…called to be an apostle…
Make no mistake, Paul was “authorized” (MSG), “summoned” (OJB), and “appointed” (NIRV). This was something God alone could put in motion. Paul was a hater, a destroyer, an enemy, until God called him to be something else, something more: “a special messenger” (AMP), “an emissary” (CJB), “a missionary” (NLV).
Such power, to change a man completely. To turn him around and point him in a whole new direction.
Thirty years ago I was decidedly going the wrong way. I hadn’t killed anyone, but considering how many times I parked my inebriated self behind the wheel of a car, I might have ended someone’s life, including my own.
Though I didn’t throw anyone in jail, I belonged behind bars for selling drugs to my coworkers. Though I didn’t persecute Christians, I wrote a paper for my college Philosophy class titled, “Why I Don’t Believe in God.”
I am the last person you’d pick to teach the Bible, right? The very last.
But God had a plan. He did, he did.
A plan for Liz, just as he has a plan for you.
It’s not who we were that matters to God. It’s who we are becoming in Him.
Even so, we may wonder why God called us to a task for which we feel so utterly unworthy.
Paul surely felt the same. Not me, Lord. Never me. Yet here he is, writing to the Roman believers, certain of his calling.
…and set apart for the gospel of God —

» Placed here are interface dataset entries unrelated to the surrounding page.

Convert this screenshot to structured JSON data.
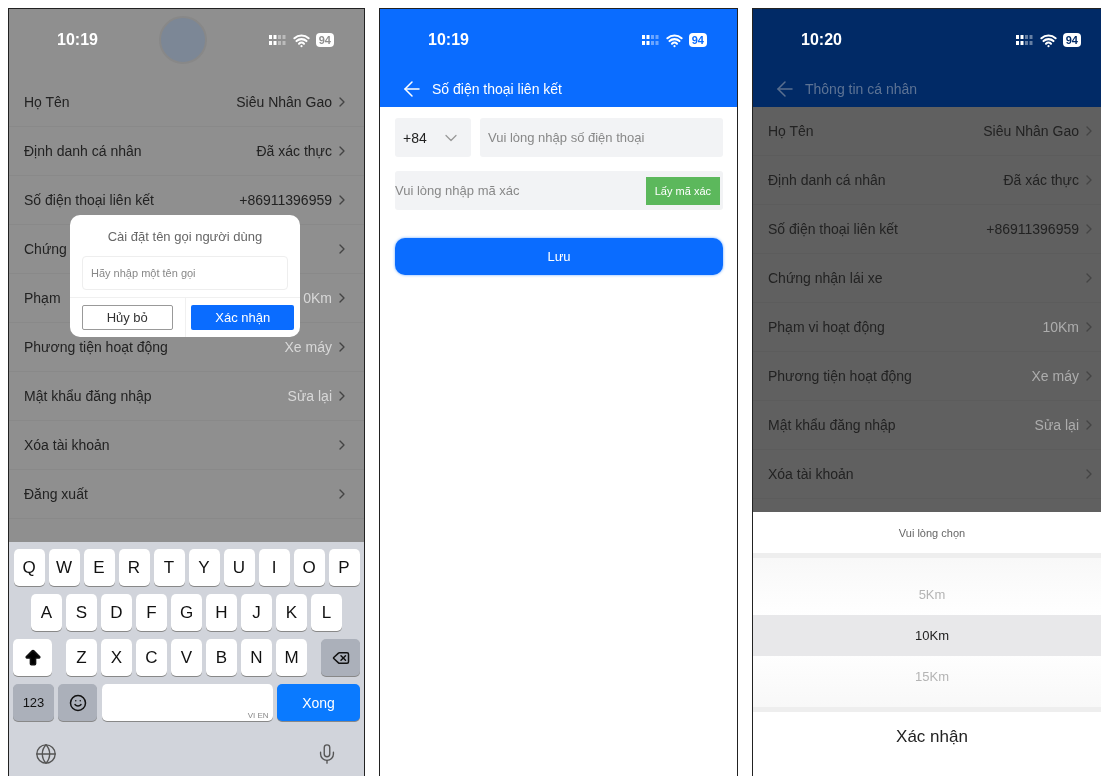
{
  "profile_dialog_screen": {
    "status_bar": {
      "time": "10:19",
      "battery": "94"
    },
    "rows": [
      {
        "label": "Họ Tên",
        "value": "Siêu Nhân Gao",
        "muted": false
      },
      {
        "label": "Định danh cá nhân",
        "value": "Đã xác thực",
        "muted": false
      },
      {
        "label": "Số điện thoại liên kết",
        "value": "+86911396959",
        "muted": false
      },
      {
        "label": "Chứng"
      },
      {
        "label": "Phạm",
        "value": "0Km",
        "muted": true
      },
      {
        "label": "Phương tiện hoạt động",
        "value": "Xe máy",
        "muted": true
      },
      {
        "label": "Mật khẩu đăng nhập",
        "value": "Sửa lại",
        "muted": true
      },
      {
        "label": "Xóa tài khoản"
      },
      {
        "label": "Đăng xuất"
      }
    ],
    "dialog": {
      "title": "Cài đặt tên gọi người dùng",
      "placeholder": "Hãy nhập một tên gọi",
      "buttons": [
        {
          "label": "Hủy bỏ",
          "kind": "outline"
        },
        {
          "label": "Xác nhận",
          "kind": "primary"
        }
      ]
    },
    "keyboard": {
      "rows": [
        [
          "Q",
          "W",
          "E",
          "R",
          "T",
          "Y",
          "U",
          "I",
          "O",
          "P"
        ],
        [
          "A",
          "S",
          "D",
          "F",
          "G",
          "H",
          "J",
          "K",
          "L"
        ],
        [
          "Z",
          "X",
          "C",
          "V",
          "B",
          "N",
          "M"
        ]
      ],
      "number_key": "123",
      "space_hint": "VI EN",
      "return_key": "Xong"
    }
  },
  "phone_link_screen": {
    "status_bar": {
      "time": "10:19",
      "battery": "94"
    },
    "title": "Số điện thoại liên kết",
    "country_code": "+84",
    "phone_placeholder": "Vui lòng nhập số điện thoại",
    "code_placeholder": "Vui lòng nhập mã xác",
    "code_button": "Lấy mã xác",
    "save_button": "Lưu"
  },
  "range_picker_screen": {
    "status_bar": {
      "time": "10:20",
      "battery": "94"
    },
    "title": "Thông tin cá nhân",
    "rows": [
      {
        "label": "Họ Tên",
        "value": "Siêu Nhân Gao",
        "muted": false
      },
      {
        "label": "Định danh cá nhân",
        "value": "Đã xác thực",
        "muted": false
      },
      {
        "label": "Số điện thoại liên kết",
        "value": "+86911396959",
        "muted": false
      },
      {
        "label": "Chứng nhận lái xe"
      },
      {
        "label": "Phạm vi hoạt động",
        "value": "10Km",
        "muted": true
      },
      {
        "label": "Phương tiện hoạt động",
        "value": "Xe máy",
        "muted": true
      },
      {
        "label": "Mật khẩu đăng nhập",
        "value": "Sửa lại",
        "muted": true
      },
      {
        "label": "Xóa tài khoản"
      }
    ],
    "picker": {
      "title": "Vui lòng chọn",
      "options": [
        {
          "label": "5Km",
          "selected": false
        },
        {
          "label": "10Km",
          "selected": true
        },
        {
          "label": "15Km",
          "selected": false
        }
      ],
      "confirm": "Xác nhận"
    }
  }
}
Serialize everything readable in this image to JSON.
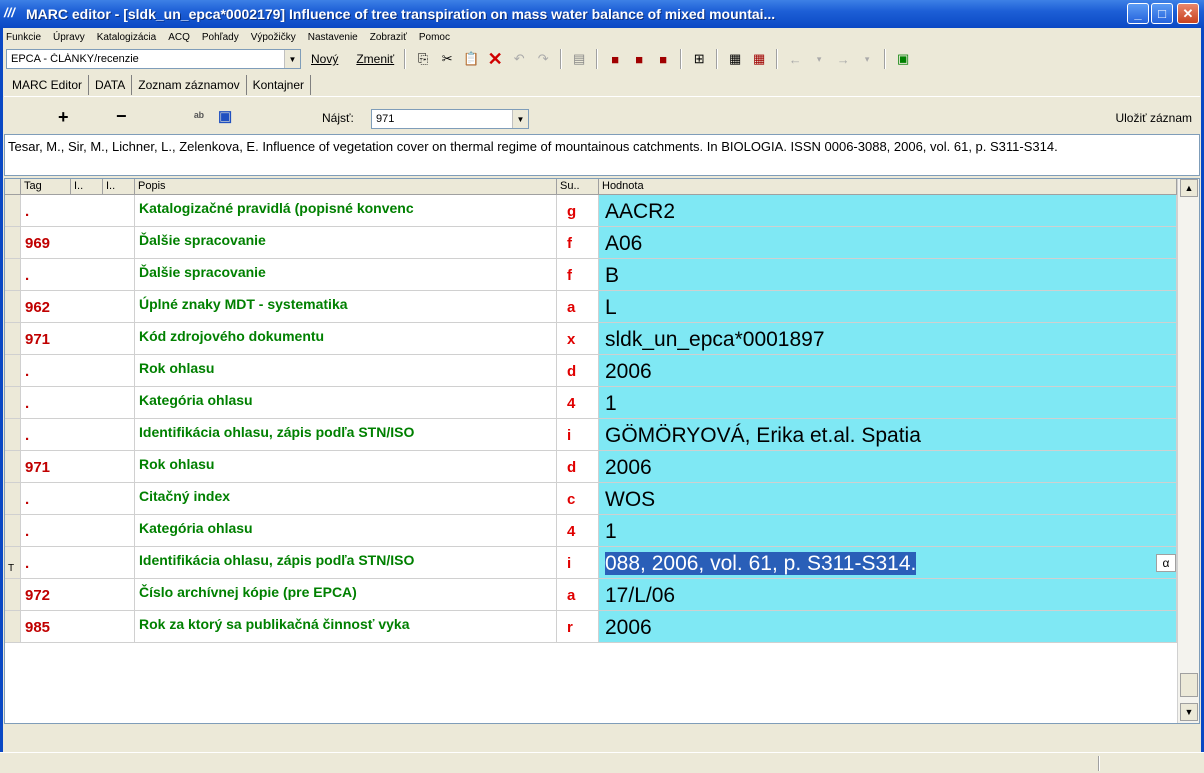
{
  "window": {
    "title": "MARC editor - [sldk_un_epca*0002179] Influence of tree transpiration on mass water balance of mixed mountai...",
    "app_icon_text": "///"
  },
  "menu": [
    "Funkcie",
    "Úpravy",
    "Katalogizácia",
    "ACQ",
    "Pohľady",
    "Výpožičky",
    "Nastavenie",
    "Zobraziť",
    "Pomoc"
  ],
  "toolbar": {
    "combo_value": "EPCA - ČLÁNKY/recenzie",
    "new_label": "Nový",
    "change_label": "Zmeniť"
  },
  "tabs": [
    "MARC Editor",
    "DATA",
    "Zoznam záznamov",
    "Kontajner"
  ],
  "editor": {
    "plus": "+",
    "minus": "−",
    "find_label": "Nájsť:",
    "find_value": "971",
    "save_record": "Uložiť záznam"
  },
  "citation": "Tesar, M., Sir, M., Lichner, L., Zelenkova, E. Influence of vegetation cover on thermal regime of mountainous catchments. In BIOLOGIA. ISSN 0006-3088, 2006, vol. 61, p. S311-S314.",
  "grid": {
    "headers": {
      "tag": "Tag",
      "i1": "I..",
      "i2": "I..",
      "popis": "Popis",
      "sub": "Su..",
      "hodnota": "Hodnota"
    },
    "rows": [
      {
        "ind": "",
        "tag": ".",
        "popis": "Katalogizačné pravidlá (popisné konvenc",
        "sub": "g",
        "value": "AACR2"
      },
      {
        "ind": "",
        "tag": "969",
        "popis": "Ďalšie spracovanie",
        "sub": "f",
        "value": "A06"
      },
      {
        "ind": "",
        "tag": ".",
        "popis": "Ďalšie spracovanie",
        "sub": "f",
        "value": "B"
      },
      {
        "ind": "",
        "tag": "962",
        "popis": "Úplné znaky MDT - systematika",
        "sub": "a",
        "value": "L"
      },
      {
        "ind": "",
        "tag": "971",
        "popis": "Kód zdrojového dokumentu",
        "sub": "x",
        "value": "sldk_un_epca*0001897"
      },
      {
        "ind": "",
        "tag": ".",
        "popis": "Rok ohlasu",
        "sub": "d",
        "value": "2006"
      },
      {
        "ind": "",
        "tag": ".",
        "popis": "Kategória ohlasu",
        "sub": "4",
        "value": "1"
      },
      {
        "ind": "",
        "tag": ".",
        "popis": "Identifikácia ohlasu, zápis podľa STN/ISO",
        "sub": "i",
        "value": "GÖMÖRYOVÁ, Erika et.al. Spatia"
      },
      {
        "ind": "",
        "tag": "971",
        "popis": "Rok ohlasu",
        "sub": "d",
        "value": "2006"
      },
      {
        "ind": "",
        "tag": ".",
        "popis": "Citačný index",
        "sub": "c",
        "value": "WOS"
      },
      {
        "ind": "",
        "tag": ".",
        "popis": "Kategória ohlasu",
        "sub": "4",
        "value": "1"
      },
      {
        "ind": "T",
        "tag": ".",
        "popis": "Identifikácia ohlasu, zápis podľa STN/ISO",
        "sub": "i",
        "value": "088, 2006, vol. 61, p. S311-S314.",
        "selected": true,
        "alpha": "α"
      },
      {
        "ind": "",
        "tag": "972",
        "popis": "Číslo archívnej kópie (pre EPCA)",
        "sub": "a",
        "value": "17/L/06"
      },
      {
        "ind": "",
        "tag": "985",
        "popis": "Rok za ktorý sa publikačná činnosť vyka",
        "sub": "r",
        "value": "2006"
      }
    ]
  }
}
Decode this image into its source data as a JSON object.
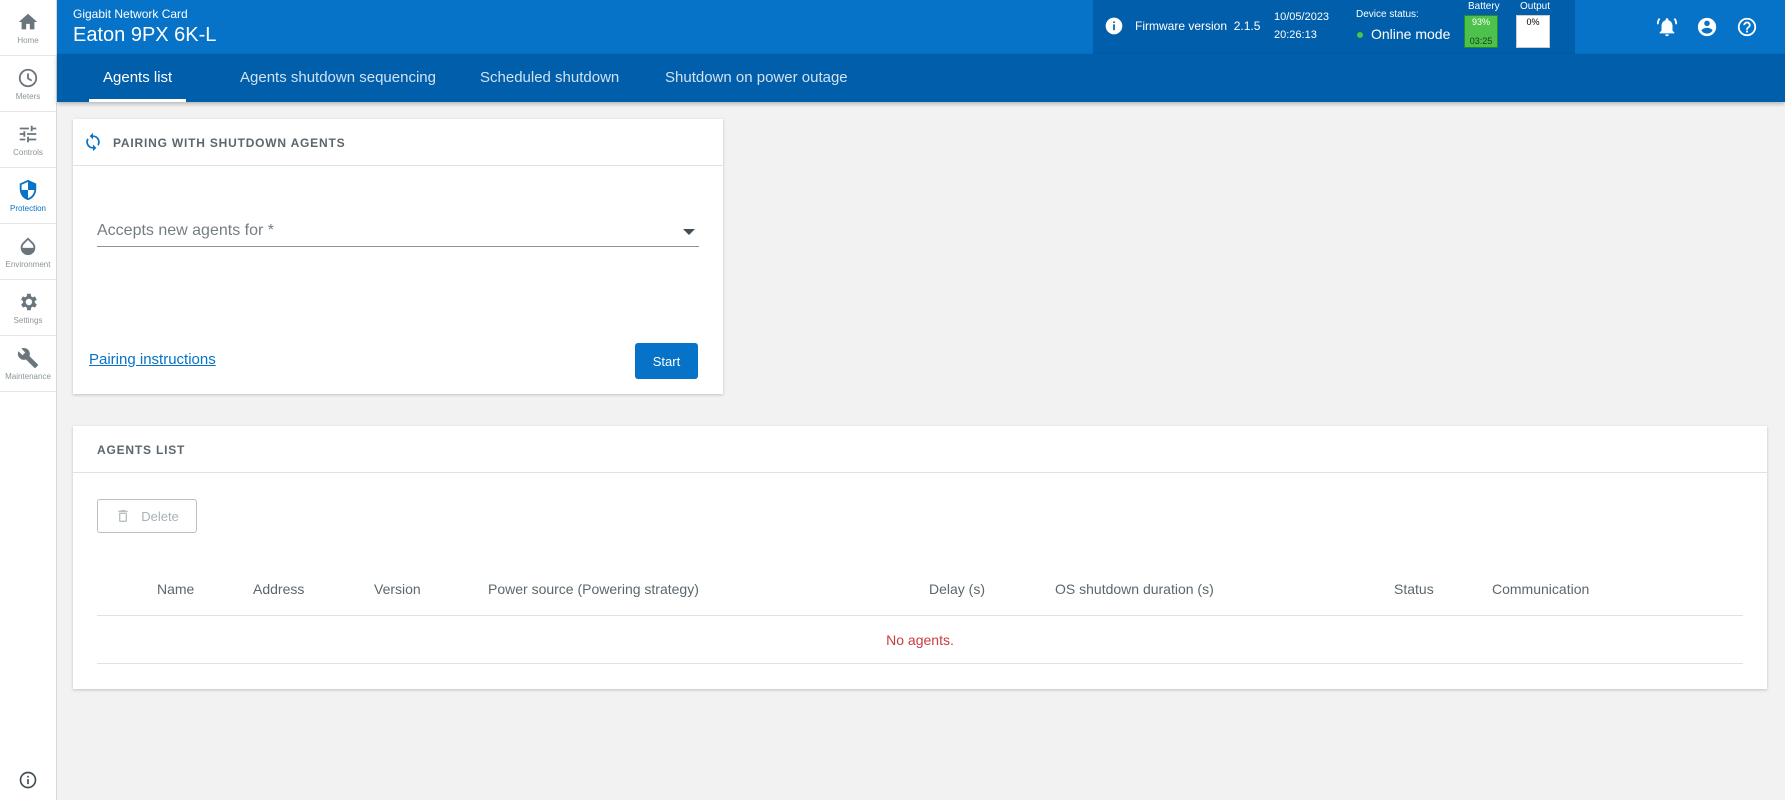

Ann reminded me in an email, “Liz, we’re set apart for the gospel.” It scared me when I read it. It scares me still.
To think of being “separated” (ASV), of being “singled out “ (HCSB), when I know full well where I’ve been and what I’ve done. Oh, dear Jesus. How can you possible use me?
Not one of us is worthy, yet “the Lord has set apart the godly for himself” (Psalm 4:3). “Godly” doesn’t mean equal with God. It means belonging to God, cherished by God, counted among his people.
Paul’s charge and ours is to share this hope, to spread “God’s good news” (CEB). What is this happy news exactly? This life-changing, world-spinning news? This gospel of God?
Looks like we’ll need to keep memorizing Romans 1, because the definition of the gospel comes after the dash. …—
Seriously, that’s the last part of the verse.
On SciptureTyper.com, you’re not done with Romans 1:1 until you type that dash—a reminder that the best bits are still to come.
Right from Paul’s opening line, the Lord is beckoning us forward.
Keep digging. Keep planting. Keep growing. I have more for you. So much more. Don’t stop now.
Isn’t Liz just a wonderful Jesus-sister? (I can’t wait to see her in March — come join us in Minnesota?) And Liz and I are praying to share more through The Romans Project, with videos of us reciting to each other, and Lord willing, Liz will meander up here to the farm porch throughout The Romans Project and share how God is changing her through the memorizing of Romans 1, 6, 12. (It’s only 2 verses a week for the year — come join us? Over 2300 of us are gathering over at Romans at ScriptureTyper.com — Liz and I would love to have you! Consider Scripture and your heart and the 1 Habit that God really wants for your new year.
And oh, your heart would be deeply nourished by Liz’s weekly Bible study blog, posting every Wednesday.
Her current feast-series is Embrace Grace: Welcome to the Forgiven Life. Who doesn’t need that?